In order to illustrate the extreme measures China will go to in order to diminish Taiwan's role on the world stage, the Wall Street Journal on Friday (Sept. 10) cited the case of catholic high school Regis Jesuit, which has a student body of around 1,600 and is located in Aurora, Colorado. As part of an attempt to expand student exposure to foreign affairs in the spring of this year, the school applied for credentials to take part in the United Nations Commission on the Status of Women.
However, an email sent by the U.N. informed the school that it had used the "incorrect terminology for Taiwan" on its website. The offending reference was found in a quote of a press release beneath a minuscule 44-word article from 2020 congratulating a student for being named the Girl Up Teen Advisor for 2021.
Within the quoted segment from the press release, the young leaders were said to represent 11 U.S. states and eight countries, including "Australia, Brazil, Colombia, India, Mexico, Taiwan, Zambia, the United States – and the British Virgin Islands." The U.N. committee recommended that the entry for Taiwan be changed to "Taiwan, Province of China."
Although she found the request to be "odd," the Spanish teacher tasked with applying for the credentials, Christina Vela, told the newspaper that she dutifully made the change. The application was approved in the first week of September.
During a meeting of the committee in May, China specifically demanded that the private school change its reference to Taiwan, according to the report. Vela said that she soon received the email from the committee requesting the name change to the dated article.
The author of the piece stated that during the summer session of the committee, China held up applications from at least six other groups after "improper Taiwan terminology" had been discovered. Examples of organizations that were pressured to change their references to Taiwan included the World Bicycle Industry Association, the Association for 3 Hedgehogs, and For All Moonkind.
The Taiwanese government responds to such incidents by attempting to convince organizations to restore the name. For example, the Ministry of Foreign Affairs in May of last year convinced 22 airlines to correct their references to Taiwan.

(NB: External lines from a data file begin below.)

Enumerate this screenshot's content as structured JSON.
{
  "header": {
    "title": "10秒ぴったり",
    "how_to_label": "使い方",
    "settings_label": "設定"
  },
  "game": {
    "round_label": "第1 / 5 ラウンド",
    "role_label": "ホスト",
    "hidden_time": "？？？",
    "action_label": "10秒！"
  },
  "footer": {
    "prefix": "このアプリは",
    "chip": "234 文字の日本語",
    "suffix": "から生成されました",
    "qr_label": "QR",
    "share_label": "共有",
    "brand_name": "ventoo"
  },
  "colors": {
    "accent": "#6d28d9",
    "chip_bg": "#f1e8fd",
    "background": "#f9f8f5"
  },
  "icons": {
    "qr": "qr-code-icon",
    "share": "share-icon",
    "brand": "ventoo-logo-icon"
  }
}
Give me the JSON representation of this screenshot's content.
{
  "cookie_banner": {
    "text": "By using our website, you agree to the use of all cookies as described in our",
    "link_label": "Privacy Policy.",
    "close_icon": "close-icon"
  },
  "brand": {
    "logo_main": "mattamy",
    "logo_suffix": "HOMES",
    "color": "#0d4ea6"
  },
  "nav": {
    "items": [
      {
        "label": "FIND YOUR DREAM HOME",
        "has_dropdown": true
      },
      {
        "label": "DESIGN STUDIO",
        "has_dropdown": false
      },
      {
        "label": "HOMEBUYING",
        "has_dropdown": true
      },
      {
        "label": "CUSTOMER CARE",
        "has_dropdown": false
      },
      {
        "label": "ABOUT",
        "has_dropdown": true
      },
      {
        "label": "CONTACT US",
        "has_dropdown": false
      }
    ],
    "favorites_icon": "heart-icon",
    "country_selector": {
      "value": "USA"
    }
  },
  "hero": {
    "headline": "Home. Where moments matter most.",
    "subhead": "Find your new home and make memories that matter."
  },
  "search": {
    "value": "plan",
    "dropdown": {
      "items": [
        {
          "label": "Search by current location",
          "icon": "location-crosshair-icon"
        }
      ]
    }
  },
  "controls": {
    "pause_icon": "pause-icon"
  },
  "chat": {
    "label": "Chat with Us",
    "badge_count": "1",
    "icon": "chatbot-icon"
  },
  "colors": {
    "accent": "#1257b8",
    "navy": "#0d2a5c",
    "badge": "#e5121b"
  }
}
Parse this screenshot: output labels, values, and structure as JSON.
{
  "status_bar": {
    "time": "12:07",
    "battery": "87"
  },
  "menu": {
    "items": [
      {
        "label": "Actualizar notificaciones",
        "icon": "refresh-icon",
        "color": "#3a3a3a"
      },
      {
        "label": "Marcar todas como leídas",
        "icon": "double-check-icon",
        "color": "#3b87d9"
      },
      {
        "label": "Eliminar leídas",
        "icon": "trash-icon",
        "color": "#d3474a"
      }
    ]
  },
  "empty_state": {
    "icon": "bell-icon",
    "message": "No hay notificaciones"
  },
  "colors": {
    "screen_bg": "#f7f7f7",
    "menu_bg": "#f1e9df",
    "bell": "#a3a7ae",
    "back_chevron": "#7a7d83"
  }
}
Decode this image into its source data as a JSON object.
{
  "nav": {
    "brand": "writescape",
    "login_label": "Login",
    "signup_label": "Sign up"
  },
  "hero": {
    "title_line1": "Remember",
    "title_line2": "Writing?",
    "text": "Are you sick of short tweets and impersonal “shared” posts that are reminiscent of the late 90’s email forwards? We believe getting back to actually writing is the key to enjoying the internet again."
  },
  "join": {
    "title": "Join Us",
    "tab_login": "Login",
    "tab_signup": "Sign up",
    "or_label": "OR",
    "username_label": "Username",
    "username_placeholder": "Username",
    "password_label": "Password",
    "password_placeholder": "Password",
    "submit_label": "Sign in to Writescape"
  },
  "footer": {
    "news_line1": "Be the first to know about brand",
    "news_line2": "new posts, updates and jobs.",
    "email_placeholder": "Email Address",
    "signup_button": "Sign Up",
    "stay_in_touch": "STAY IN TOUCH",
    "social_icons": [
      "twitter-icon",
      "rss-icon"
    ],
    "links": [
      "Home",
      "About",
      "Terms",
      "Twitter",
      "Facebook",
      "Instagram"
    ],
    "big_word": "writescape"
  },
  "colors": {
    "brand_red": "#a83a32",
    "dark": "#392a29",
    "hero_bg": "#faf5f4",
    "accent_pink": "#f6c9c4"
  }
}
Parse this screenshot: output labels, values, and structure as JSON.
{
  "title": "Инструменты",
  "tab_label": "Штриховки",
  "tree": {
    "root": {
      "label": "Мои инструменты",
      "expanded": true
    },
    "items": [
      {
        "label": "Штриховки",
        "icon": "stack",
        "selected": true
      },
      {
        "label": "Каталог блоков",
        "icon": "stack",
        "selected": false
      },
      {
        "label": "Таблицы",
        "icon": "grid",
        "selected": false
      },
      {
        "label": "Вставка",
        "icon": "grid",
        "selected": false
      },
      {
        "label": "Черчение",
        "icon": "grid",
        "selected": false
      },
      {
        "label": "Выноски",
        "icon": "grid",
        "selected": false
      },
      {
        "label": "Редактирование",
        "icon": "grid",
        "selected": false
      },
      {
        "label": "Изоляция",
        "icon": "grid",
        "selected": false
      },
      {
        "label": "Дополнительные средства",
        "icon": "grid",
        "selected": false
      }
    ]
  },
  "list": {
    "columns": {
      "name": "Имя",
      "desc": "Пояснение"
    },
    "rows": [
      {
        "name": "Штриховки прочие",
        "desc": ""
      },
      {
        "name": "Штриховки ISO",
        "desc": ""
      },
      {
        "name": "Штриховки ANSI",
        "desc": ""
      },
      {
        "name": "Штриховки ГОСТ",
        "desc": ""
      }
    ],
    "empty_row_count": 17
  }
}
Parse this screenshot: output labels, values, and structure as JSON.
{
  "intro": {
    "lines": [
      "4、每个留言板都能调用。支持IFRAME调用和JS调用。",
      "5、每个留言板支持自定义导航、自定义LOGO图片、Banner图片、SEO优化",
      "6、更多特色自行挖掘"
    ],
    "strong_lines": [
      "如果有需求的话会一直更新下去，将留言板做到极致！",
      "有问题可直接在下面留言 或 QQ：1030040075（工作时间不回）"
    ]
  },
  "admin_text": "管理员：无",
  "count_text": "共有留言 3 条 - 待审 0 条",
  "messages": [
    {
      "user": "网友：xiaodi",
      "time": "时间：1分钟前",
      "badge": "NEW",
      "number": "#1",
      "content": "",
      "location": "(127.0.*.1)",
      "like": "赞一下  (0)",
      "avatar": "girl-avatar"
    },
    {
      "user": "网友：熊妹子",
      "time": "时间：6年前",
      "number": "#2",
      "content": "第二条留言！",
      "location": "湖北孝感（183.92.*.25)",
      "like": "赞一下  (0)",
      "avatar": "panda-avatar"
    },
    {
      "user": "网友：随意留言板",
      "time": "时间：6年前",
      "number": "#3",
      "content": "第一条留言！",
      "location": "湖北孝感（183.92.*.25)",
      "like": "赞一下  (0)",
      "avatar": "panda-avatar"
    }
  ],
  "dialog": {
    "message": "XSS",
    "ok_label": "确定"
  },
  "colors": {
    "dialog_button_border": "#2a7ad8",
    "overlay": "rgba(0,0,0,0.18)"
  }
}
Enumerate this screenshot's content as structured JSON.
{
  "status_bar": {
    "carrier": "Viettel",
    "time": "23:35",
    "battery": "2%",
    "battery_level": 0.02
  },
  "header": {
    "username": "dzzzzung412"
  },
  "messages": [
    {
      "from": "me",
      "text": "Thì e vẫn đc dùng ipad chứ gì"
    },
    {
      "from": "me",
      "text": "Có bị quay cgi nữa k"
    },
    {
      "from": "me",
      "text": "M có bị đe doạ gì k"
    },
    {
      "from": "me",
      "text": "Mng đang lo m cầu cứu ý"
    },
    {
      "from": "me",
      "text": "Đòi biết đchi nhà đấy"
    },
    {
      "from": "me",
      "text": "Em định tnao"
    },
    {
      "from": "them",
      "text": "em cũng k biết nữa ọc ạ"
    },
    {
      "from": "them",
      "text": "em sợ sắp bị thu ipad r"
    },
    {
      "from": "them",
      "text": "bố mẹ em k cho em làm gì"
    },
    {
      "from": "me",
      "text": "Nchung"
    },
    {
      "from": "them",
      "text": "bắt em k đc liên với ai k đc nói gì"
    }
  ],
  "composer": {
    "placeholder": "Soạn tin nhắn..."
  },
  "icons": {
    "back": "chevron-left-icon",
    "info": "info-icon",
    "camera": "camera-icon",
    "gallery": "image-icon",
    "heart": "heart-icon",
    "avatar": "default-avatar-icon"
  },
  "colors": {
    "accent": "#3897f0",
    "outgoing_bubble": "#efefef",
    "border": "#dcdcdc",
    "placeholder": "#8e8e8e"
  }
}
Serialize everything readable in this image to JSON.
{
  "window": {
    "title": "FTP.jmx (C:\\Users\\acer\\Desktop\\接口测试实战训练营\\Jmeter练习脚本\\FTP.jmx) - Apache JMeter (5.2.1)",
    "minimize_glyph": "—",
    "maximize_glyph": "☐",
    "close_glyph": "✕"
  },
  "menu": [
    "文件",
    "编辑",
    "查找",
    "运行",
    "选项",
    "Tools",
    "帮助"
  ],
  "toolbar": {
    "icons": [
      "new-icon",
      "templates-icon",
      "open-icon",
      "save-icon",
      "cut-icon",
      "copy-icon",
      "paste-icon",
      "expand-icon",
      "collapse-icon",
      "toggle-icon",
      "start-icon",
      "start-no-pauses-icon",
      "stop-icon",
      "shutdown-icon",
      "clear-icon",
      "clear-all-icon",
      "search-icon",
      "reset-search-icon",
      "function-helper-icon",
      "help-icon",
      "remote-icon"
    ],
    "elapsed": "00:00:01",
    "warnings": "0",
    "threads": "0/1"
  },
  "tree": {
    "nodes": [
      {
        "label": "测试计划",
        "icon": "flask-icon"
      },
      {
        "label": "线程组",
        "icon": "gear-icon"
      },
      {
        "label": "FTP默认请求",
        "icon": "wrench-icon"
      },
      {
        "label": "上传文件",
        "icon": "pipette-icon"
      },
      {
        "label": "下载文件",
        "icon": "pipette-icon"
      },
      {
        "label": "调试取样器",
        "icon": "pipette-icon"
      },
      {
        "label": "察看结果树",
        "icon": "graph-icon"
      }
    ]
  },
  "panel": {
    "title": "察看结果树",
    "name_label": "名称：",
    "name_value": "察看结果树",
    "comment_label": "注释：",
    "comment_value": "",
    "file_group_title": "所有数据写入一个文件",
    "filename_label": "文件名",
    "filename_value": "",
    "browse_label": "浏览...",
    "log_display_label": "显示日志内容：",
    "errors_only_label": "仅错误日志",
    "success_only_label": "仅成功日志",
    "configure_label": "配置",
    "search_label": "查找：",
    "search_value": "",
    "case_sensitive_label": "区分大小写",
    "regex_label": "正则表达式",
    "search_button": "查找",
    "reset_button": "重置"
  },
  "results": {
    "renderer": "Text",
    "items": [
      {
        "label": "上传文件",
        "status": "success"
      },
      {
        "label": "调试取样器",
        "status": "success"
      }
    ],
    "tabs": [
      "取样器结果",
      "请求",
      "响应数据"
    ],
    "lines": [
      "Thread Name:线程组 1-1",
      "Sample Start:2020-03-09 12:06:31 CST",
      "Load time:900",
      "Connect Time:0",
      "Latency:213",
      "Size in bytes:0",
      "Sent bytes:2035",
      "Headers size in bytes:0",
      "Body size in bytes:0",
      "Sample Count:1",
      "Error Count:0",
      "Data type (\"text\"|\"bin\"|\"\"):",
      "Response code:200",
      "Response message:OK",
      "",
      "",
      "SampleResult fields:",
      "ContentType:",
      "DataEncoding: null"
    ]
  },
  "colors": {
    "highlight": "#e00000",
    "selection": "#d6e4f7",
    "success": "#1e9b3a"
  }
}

When President Tsai Ing-wen (蔡英文) first took office in 2016, she refused to recognize the so-called "1992 Consensus," acknowledging only that the 1992 Taiwan-China talks were an "historical fact." In response, China has been seeking to punish Taiwan by excluding it from international organizations, luring away diplomatic allies, and intimidating government bodies, corporations, and universities into de-listing it as a country.